(Excerpts from a dataset)
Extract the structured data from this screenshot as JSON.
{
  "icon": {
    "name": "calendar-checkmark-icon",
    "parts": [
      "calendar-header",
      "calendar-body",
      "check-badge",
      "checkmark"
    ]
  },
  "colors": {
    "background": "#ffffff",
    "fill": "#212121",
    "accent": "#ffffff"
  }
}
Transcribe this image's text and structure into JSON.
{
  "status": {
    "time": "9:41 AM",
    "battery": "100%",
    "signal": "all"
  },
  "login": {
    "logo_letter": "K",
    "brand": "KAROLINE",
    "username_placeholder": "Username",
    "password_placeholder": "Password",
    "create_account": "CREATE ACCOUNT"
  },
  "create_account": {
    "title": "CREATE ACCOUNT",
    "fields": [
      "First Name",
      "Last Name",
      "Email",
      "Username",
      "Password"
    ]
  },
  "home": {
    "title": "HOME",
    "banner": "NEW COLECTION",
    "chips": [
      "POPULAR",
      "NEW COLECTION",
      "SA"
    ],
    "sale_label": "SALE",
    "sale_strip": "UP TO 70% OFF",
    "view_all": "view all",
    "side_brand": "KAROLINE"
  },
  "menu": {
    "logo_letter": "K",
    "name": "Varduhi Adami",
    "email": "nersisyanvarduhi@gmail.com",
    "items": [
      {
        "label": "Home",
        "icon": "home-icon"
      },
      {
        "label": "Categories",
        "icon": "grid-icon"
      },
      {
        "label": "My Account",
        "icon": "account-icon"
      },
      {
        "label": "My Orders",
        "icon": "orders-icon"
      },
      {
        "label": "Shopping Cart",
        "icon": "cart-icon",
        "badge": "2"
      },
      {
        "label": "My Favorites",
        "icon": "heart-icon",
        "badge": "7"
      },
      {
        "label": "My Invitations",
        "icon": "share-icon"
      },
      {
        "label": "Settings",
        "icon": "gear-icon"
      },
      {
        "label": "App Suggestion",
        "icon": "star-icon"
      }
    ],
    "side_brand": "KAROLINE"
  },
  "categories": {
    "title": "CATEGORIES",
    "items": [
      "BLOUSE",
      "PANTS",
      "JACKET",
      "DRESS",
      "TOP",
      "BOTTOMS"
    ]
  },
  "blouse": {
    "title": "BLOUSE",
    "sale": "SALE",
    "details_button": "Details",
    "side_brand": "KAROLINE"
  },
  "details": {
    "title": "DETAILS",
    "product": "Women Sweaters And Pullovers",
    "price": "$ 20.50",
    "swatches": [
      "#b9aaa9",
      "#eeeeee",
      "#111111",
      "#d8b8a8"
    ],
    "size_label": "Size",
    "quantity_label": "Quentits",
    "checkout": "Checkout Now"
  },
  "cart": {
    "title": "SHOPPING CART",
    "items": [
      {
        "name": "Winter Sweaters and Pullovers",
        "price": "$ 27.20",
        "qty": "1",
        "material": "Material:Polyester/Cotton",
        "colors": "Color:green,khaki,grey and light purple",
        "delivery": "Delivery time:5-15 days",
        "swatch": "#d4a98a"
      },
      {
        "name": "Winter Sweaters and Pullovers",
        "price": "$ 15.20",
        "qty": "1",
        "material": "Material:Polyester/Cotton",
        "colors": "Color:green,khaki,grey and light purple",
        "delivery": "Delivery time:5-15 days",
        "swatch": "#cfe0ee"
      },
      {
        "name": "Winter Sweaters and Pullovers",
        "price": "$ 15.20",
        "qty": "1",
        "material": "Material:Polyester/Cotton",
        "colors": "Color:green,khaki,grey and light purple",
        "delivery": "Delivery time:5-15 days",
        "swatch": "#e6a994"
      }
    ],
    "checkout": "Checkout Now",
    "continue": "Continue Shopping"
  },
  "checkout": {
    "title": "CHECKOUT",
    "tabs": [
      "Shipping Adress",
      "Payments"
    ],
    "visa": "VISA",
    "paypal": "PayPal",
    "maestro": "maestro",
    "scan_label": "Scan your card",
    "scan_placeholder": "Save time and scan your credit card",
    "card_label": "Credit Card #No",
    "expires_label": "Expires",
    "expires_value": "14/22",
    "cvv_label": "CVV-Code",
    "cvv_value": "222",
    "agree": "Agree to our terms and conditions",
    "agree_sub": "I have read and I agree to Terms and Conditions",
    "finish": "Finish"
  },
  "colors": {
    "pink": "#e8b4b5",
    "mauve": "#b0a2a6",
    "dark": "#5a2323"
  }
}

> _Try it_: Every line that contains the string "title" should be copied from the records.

> _Output of the task_:
    "title": "CREATE ACCOUNT",
    "title": "HOME",
    "title": "CATEGORIES",
    "title": "BLOUSE",
    "title": "DETAILS",
    "title": "SHOPPING CART",
    "title": "CHECKOUT",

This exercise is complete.